GILLARD: We try to have something unique with each album. [Last year’s] Earth Man Blues was more of a concept record, designed as sort of a junior high school musical production. With Crystal Nuns Cathedral, we have kind of a larger sound — more of an arena/stadium rock sound. Not in a reverb-y way, just sort of a bigger drum sound and more sprawling guitar tracks. We also went for a more homogenous amp sound throughout the album.

Are you mostly writing remotely these days?

GILLARD: We’ll send ideas back and forth between band members. Sometimes we track the progress of a song. We spread out this recording in the studio over a few weeks.

How do you even view the Guided by Voices catalog?

GILLARD: I think it’s great. It’s vast and diverse.

Are you closing with “Teenage FBI” [from 1999’s _Do the Collapse] and “Glad Girls” [from 2001’s Isolation Drills] each night?_

GILLARD: I haven’t really noticed. … I guess you’re right, those have been the last couple of songs for a while.

Are you still tossing in some cover songs during shows?

GILLARD: We were doing that in the late ‘90s and early 2000s. Right now, we’re not even playing “Baba O’Riley.” But you never know … we might pull it out again. It’s up to Bob.

Is it becoming tougher to tour as you get older?

GILLARD: It seems to be a little more challenging. You have to focus on conserving your energy and trying to get enough rest. You have to budget your time and make sure you use it efficiently. It’s challenging to carry around gear too.

Was your New Year’s Eve 2020 show, when you performed 100 songs in Los Angeles, the longest set you recall playing?

GILLARD: Yeah, that was right before COVID. There might’ve been a time or two that matched it.

Are you still bringing the fluorescent “open bar” sign and picnic cooler onstage?

GILLARD: The cooler for sure, We don’t have the sign anymore.
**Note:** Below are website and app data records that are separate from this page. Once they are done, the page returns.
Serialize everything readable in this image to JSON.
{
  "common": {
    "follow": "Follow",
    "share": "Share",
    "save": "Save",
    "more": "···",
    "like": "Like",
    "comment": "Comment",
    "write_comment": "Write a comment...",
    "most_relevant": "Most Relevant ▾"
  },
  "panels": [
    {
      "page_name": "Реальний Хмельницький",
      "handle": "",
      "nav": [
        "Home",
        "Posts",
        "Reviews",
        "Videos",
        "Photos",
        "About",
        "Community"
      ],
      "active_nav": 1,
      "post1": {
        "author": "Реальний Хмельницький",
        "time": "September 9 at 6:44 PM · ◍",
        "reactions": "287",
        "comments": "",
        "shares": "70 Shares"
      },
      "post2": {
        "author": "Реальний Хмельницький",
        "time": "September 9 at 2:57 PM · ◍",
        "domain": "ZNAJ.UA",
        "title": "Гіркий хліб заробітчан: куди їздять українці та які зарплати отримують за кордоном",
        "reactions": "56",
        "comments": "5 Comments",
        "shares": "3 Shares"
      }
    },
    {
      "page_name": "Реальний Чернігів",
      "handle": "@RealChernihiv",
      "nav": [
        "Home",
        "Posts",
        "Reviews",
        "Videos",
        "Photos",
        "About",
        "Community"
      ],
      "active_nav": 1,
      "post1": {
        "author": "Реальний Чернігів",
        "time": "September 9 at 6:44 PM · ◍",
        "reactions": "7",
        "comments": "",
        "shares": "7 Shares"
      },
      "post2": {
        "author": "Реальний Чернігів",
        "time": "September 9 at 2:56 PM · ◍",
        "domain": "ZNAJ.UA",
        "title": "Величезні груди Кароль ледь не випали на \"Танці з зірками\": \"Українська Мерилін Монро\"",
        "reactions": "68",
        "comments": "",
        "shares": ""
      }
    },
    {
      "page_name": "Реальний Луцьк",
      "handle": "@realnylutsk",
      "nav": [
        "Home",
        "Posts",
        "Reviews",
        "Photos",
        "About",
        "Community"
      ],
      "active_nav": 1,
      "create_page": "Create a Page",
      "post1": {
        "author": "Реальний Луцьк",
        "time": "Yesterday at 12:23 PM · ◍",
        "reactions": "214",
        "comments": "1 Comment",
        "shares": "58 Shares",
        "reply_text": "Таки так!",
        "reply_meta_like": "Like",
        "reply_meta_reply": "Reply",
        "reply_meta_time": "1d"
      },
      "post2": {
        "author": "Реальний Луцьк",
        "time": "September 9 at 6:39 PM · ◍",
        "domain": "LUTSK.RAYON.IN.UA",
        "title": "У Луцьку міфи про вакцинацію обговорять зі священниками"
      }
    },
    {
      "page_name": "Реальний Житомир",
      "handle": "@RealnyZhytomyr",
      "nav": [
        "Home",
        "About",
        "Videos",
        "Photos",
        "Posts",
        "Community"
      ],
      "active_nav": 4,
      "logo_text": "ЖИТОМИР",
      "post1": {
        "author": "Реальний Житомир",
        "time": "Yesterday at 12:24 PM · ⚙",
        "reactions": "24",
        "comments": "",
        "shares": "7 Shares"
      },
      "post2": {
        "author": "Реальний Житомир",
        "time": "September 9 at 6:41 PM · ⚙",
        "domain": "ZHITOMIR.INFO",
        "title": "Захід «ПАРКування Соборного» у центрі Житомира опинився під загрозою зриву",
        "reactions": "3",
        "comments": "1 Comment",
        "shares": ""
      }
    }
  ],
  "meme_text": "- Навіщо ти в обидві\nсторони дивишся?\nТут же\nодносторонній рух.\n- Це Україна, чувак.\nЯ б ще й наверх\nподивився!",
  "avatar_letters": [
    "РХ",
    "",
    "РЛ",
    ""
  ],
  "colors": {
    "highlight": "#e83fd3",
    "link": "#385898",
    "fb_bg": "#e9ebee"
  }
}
We have something else we’re taking on this tour as a backdrop …

What are you most looking forward to with your Treefort performances?

GILLARD: We’re looking forward to the fresh air.

For more Treefort coverage, check out this interview with Deafheaven frontman George Clarke ahead of the band’s must-see Thursday night concert at the Egyptian Theatre.